Pubmed ID

25460355

DOI

10.1016/j.bbmt.2014.11.007

Abstract

Acute myeloid leukemia (AML) relapse after allogeneic hematopoietic cell transplantation (alloHCT) remains a major therapeutic challenge. We studied outcomes of 1788 AML patients relapsing after alloHCT (1990 to 2010) during first or second complete remission (CR) to identify factors associated with longer postrelapse survival. Median time to post-HCT relapse was 7 months (range, 1 to 177). At relapse, 1231 patients (69%) received intensive therapy, including chemotherapy alone (n = 660), donor lymphocyte infusion (DLI) ± chemotherapy (n = 202), or second alloHCT ± chemotherapy ± DLI (n = 369), with subsequent CR rates of 29%. Median follow-up after relapse was 39 months (range, <1 to 193). Survival for all patients was 23% at 1 year after relapse; however, 3-year overall survival correlated with time from HCT to relapse (4% for relapse during the 1- to 6-month period, 12% during the 6-month to 2-year period, 26% during the 2- to 3-year period, and 38% for ≥3 years). In multivariable analysis, lower mortality was significantly associated with longer time from alloHCT to relapse (relative risk, .55 for 6 months to 2 years; relative risk, .39 for 2 to 3 years; and relative risk, .28 for ≥3 years; P < .0001) and a first HCT using reduced-intensity conditioning (relative risk, .77; 95% confidence interval [CI], .66 to .88; P = .0002). In contrast, inferior survival was associated with age >40 years (relative risk, 1.42; 95% CI, 1.24 to 1.64; P < .0001), active graft-versus-host disease at relapse (relative risk, 1.25; 95% CI, 1.13 to 1.39; P < .0001), adverse cytogenetics (relative risk, 1.37; 95% CI, 1.09 to 1.71; P = .0062), mismatched unrelated donor (relative risk, 1.61; 95% CI, 1.22 to 2.13; P = .0008), and use of cord blood for first HCT (relative risk, 1.23; 95% CI, 1.06 to 1.42; P = .0078). AML relapse after alloHCT predicted poor survival; however, patients who relapsed ≥6 months after their initial alloHCT had better survival and may benefit from intensive therapy, such as second alloHCT ± DLI.

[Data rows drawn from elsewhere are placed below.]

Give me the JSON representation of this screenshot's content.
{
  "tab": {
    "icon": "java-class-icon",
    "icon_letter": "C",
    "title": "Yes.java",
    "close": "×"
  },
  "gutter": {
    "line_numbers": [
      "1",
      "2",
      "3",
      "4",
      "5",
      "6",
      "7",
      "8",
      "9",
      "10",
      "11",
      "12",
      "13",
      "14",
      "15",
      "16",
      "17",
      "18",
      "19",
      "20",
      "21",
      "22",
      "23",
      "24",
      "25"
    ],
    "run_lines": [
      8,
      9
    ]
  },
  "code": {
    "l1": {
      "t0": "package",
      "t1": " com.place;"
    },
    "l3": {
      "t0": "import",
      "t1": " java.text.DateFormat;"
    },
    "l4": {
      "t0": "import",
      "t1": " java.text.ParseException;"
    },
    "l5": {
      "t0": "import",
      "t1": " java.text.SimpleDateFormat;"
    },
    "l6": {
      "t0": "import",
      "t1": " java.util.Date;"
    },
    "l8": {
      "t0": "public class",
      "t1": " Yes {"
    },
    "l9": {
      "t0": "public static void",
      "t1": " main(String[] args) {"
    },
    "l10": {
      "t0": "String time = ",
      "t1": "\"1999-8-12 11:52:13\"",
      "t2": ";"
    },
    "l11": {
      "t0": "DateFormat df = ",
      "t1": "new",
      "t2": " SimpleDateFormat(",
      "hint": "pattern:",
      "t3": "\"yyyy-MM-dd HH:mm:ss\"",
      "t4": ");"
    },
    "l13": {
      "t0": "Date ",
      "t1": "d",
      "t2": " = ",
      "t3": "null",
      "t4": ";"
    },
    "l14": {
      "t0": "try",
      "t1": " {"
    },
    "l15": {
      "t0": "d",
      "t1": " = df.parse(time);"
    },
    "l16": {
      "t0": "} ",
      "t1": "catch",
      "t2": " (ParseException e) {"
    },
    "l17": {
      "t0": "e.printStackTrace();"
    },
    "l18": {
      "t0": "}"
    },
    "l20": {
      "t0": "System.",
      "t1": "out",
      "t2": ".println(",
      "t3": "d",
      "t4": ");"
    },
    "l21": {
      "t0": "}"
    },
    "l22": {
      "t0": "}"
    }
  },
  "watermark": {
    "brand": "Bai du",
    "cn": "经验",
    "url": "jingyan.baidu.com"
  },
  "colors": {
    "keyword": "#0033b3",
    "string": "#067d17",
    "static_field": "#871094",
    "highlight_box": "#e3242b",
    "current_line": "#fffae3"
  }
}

Author List

Bejanyan N, Weisdorf DJ, Logan BR, Wang HL, Devine SM, de Lima M, Bunjes DW, Zhang MJ

Authors

Brent R. Logan PhD Director, Professor in the Institute for Health and Equity department at Medical College of Wisconsin
Mei-Jie Zhang PhD Professor in the Institute for Health and Equity department at Medical College of Wisconsin




Scopus

2-s2.0-84922925469   61 Citations

MESH terms used to index this publication - Major topics in bold

Adolescent
Adult
Age Factors
Aged
Allografts
Child
Child, Preschool
Disease-Free Survival
Female
Hematopoietic Stem Cell Transplantation
Humans
Infant
Infant, Newborn
Leukemia, Myeloid, Acute
Male
Middle Aged
Recurrence
Registries
Retrospective Studies
Risk Factors
Survival Rate
jenkins-FCD Prod-321 98992d628744e349846c2f62ac68f241d7e1ea70